WHAT IS BEING ASKED: Leave the pictures aside and copy all the data exactly.

DATA TO USE:
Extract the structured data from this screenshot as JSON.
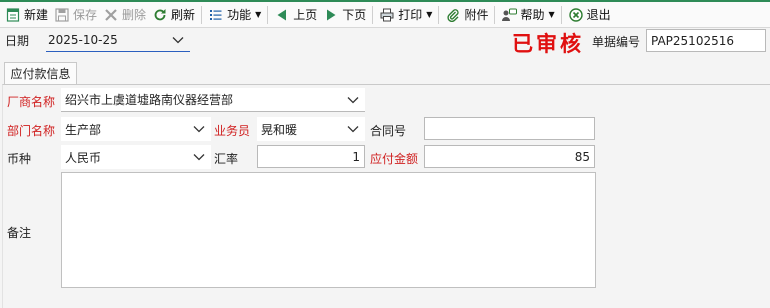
{
  "toolbar": {
    "new": "新建",
    "save": "保存",
    "delete": "删除",
    "refresh": "刷新",
    "functions": "功能",
    "prev_page": "上页",
    "next_page": "下页",
    "print": "打印",
    "attachment": "附件",
    "help": "帮助",
    "exit": "退出"
  },
  "header": {
    "date_label": "日期",
    "date_value": "2025-10-25",
    "status_stamp": "已审核",
    "doc_no_label": "单据编号",
    "doc_no_value": "PAP25102516"
  },
  "tab": {
    "label": "应付款信息"
  },
  "form": {
    "vendor_label": "厂商名称",
    "vendor_value": "绍兴市上虞道墟路南仪器经营部",
    "dept_label": "部门名称",
    "dept_value": "生产部",
    "salesman_label": "业务员",
    "salesman_value": "晃和暖",
    "contract_label": "合同号",
    "contract_value": "",
    "currency_label": "币种",
    "currency_value": "人民币",
    "rate_label": "汇率",
    "rate_value": "1",
    "amount_label": "应付金额",
    "amount_value": "85",
    "remark_label": "备注",
    "remark_value": ""
  },
  "colors": {
    "required_label": "#d02020",
    "stamp": "#e01010",
    "toolbar_accent": "#2e8b57"
  }
}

SOLUTION FOR THIS TASK:
Extract the structured data from this screenshot as JSON.
{
  "toolbar": {
    "new": "新建",
    "save": "保存",
    "delete": "删除",
    "refresh": "刷新",
    "functions": "功能",
    "prev_page": "上页",
    "next_page": "下页",
    "print": "打印",
    "attachment": "附件",
    "help": "帮助",
    "exit": "退出"
  },
  "header": {
    "date_label": "日期",
    "date_value": "2025-10-25",
    "status_stamp": "已审核",
    "doc_no_label": "单据编号",
    "doc_no_value": "PAP25102516"
  },
  "tab": {
    "label": "应付款信息"
  },
  "form": {
    "vendor_label": "厂商名称",
    "vendor_value": "绍兴市上虞道墟路南仪器经营部",
    "dept_label": "部门名称",
    "dept_value": "生产部",
    "salesman_label": "业务员",
    "salesman_value": "晃和暖",
    "contract_label": "合同号",
    "contract_value": "",
    "currency_label": "币种",
    "currency_value": "人民币",
    "rate_label": "汇率",
    "rate_value": "1",
    "amount_label": "应付金额",
    "amount_value": "85",
    "remark_label": "备注",
    "remark_value": ""
  },
  "colors": {
    "required_label": "#d02020",
    "stamp": "#e01010",
    "toolbar_accent": "#2e8b57"
  }
}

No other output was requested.